Figure 3. Start Business Intelligence Development Studio
Once BIDS opens, create a new project by going to the File menu -> New option -> Project selection. You will see the menu as shown in Figure 4.
Figure 4. New Project Window
You have three reporting projects to choose from:
- Report Server Project Wizard. Creates a report project and solution and immediately opens the Report Wizard, which will walk you through steps of creating a basic report.
- Report Model Project. Creates a report model project to allow you to create a semantic layer to be used by business users.
- Report Server Project. Creates a report project and solution with no objects created. This is the option that we will use to get exactly the desired layout.
Now that we’ve selected the report server project, we need to create a report to design. In the Solution Explorer, shown in Figure 5, right click on the Reports folder and select Add > New Item.
|Note: Selecting the Add New Report option will open the Wizard mentioned in the Report Server Project Wizard. This is a great option if you are learning about SSRS and would like to see some of the different options available to you!|
Figure 5. Solution Explorer
Once the Add New Item window opens, select the Report template. Enter a meaningful name in the Name field, as shown in Figure 6, and select the Add button. Now that we’ve set up the report, we can look at different designer panes in the design environment.
Figure 6. Add New Item Window
The toolbox contains the display items that we want to show in our report. Some of these items include table, matrix, image, and graph. See all items available in the toolbox in Figure 7.
Figure 7. Toolbox
The Report Data pane provides access to everything you would want to put into a report, including global variables, data from your dataset, parameter values that a user entered, and images. These are the data points used to fill in the display items from the toolbox. See all of these options in Figure 8.
Figure 8. Report Data Pane
The Design tab contains the design surface where you will lay out your report. You will place display items and data points from the toolbox and report data pane, respectively, to design the report. The Design tab is shown in Figure 9.

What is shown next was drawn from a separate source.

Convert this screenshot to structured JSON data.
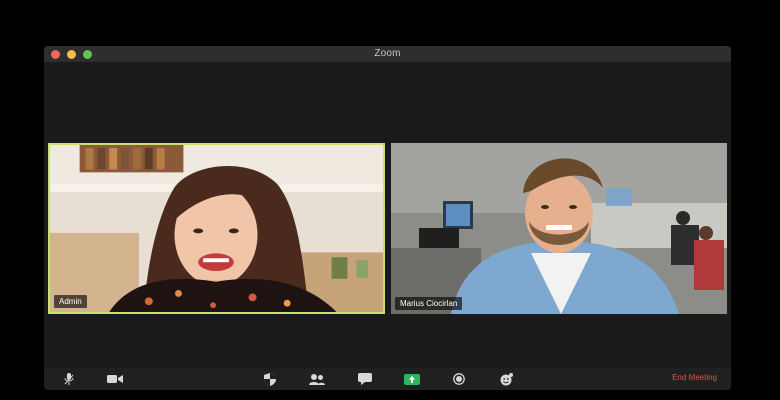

Figure 9. Design Tab
The Preview tab will display the report with data as you have set it up in on the Design tab. The tab highlighted is shown in Figure 10.
Figure 10. Preview Tab
Finally, the Properties pane shows all of the attributes that you can modify. As you select different report items, the properties will change. Some properties’ values can be selected from a dropdown list, and some need to be filled in free-form. The Properties pane for the Report item can be seen in Figure 11.
Figure 11. Properties Pane
The Third Option
Now that we’ve seen how Report Builder and BIDS work, we would be remiss in our description if we did not mention a third option for creating reports, which is to use a non-Microsoft program. Any reports created by another program that uses the RDL specification can be deployed to the Reporting Services report server. The RDL specification is publicly available and can be found at: http://msdn.microsoft.com/en-us/library/dd297486.aspx.
Ready to get down to business
At this point, we’ve seen the development environments that are available, and we understand what all of the windows and panes will do for us. We know how to create an empty shell for a report, and we are ready to get down to business. The next step is to connect to a data source and pull some data out.
Your report for Big Boss could have several data stores, so we need to learn all about the options of pulling data into a report, the different methods for data retrieval, and how to use that data once it’s available to us. You will learn all of that in the next SSRS in a Flash article, Data Everywhere.